Aug
2016

Six Ways Save The Colorado River is Saving the Colorado River, Right Now

by Gary Wockner, PhD, Executive Director, Save The Colorado River Campaign Category:

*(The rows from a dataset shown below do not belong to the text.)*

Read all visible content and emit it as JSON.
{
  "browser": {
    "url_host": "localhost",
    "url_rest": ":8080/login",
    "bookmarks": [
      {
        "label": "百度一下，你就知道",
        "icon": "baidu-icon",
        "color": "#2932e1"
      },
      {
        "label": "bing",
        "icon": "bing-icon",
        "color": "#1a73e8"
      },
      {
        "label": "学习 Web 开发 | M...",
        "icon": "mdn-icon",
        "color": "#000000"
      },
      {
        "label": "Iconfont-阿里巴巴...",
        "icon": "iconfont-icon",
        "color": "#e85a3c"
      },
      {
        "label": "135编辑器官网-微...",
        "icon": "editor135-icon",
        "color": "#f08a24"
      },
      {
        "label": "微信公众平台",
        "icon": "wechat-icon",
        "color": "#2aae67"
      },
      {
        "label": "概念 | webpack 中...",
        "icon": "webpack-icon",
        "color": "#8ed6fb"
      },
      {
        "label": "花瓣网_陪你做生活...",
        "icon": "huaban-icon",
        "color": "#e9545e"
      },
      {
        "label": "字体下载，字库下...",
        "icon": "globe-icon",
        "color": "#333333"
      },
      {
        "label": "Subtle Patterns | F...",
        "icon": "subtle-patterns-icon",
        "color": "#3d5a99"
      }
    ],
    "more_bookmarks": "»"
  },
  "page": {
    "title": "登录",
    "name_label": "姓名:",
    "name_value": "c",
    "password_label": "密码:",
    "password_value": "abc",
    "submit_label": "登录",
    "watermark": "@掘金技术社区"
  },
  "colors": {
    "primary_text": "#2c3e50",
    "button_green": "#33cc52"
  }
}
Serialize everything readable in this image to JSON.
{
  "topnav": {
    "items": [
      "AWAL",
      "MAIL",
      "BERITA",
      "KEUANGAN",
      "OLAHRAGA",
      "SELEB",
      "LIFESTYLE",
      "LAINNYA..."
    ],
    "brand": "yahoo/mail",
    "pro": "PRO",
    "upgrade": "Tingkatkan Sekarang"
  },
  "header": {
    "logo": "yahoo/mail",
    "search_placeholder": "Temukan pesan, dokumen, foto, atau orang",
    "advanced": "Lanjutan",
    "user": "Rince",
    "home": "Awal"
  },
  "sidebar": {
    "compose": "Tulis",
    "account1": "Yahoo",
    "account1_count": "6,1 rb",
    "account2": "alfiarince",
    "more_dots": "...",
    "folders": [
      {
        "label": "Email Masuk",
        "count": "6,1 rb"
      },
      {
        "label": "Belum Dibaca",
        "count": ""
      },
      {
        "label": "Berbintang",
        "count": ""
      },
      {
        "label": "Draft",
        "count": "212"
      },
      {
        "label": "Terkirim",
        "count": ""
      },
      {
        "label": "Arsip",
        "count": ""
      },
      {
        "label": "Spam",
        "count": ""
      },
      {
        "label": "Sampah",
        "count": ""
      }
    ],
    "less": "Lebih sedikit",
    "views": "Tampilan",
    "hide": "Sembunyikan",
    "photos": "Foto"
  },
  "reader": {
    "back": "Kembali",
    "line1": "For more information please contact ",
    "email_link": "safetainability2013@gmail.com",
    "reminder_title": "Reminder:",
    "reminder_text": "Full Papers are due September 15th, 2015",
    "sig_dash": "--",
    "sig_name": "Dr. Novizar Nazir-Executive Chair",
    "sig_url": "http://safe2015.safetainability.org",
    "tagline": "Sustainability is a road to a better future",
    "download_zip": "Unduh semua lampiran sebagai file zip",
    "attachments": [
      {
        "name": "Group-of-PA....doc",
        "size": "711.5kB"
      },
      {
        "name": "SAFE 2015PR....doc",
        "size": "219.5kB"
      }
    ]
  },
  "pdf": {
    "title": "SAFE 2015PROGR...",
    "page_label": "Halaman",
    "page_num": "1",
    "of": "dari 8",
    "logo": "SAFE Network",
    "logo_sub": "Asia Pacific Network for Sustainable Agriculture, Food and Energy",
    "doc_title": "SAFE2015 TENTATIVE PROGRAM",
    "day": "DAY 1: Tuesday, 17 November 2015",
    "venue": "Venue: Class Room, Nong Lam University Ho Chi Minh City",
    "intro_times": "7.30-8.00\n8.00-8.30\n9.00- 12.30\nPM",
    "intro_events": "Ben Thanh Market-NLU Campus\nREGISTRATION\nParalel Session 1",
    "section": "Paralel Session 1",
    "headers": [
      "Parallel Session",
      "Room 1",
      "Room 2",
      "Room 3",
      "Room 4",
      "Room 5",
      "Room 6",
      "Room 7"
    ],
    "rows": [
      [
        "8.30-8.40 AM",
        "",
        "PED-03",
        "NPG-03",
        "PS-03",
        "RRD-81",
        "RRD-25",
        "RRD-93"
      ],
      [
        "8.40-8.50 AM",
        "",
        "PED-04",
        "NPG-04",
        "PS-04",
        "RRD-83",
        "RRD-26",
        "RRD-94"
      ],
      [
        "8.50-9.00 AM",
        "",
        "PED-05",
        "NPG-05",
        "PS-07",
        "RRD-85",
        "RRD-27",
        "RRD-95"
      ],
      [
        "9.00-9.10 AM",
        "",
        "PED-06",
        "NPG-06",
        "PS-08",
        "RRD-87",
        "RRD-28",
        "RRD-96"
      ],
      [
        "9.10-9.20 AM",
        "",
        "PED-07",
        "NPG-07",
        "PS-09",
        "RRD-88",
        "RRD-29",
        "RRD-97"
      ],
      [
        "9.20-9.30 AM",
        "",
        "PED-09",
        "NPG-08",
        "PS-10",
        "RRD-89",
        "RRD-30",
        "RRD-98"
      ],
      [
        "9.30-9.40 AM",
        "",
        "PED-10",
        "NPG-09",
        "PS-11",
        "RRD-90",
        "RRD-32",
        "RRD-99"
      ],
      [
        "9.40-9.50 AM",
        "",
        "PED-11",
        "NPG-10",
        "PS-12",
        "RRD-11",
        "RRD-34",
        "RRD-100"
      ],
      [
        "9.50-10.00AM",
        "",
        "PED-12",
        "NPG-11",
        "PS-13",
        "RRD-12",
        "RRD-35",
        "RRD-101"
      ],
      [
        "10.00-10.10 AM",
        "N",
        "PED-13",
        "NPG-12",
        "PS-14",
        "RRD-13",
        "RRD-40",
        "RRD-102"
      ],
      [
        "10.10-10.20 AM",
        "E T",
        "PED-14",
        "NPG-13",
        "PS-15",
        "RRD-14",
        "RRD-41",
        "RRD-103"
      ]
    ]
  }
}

The Colorado River is the lifeblood of the Southwest. From Denver to San Diego, the entire region lives off its water, slurped out in unsustainable ways from top to bottom. The two big reservoirs in the system, Lakes Mead and Powell, have shrunk to their combined lowest level in history. Further, that slurping has endangered fish, severely depleted river flows, and drained the Colorado River bone dry – all 5 trillion gallons are drained out before the river meets the Gulf of California. Here are six ways that Save The Colorado is turning back this tide and working to not just protect, but restore, the Colorado River. We support stopping all new proposed dams and diversions of water out of the Colorado River and its tributaries. Even though the river system is in severe decline, more dams and diversions are planned along the river in Wyoming, New Mexico, Colorado, and Utah. We oppose these new dams and diversions and are prepared to fight to stop them in court. We support dramatically ramping up water conservation programs in cities across the... read more +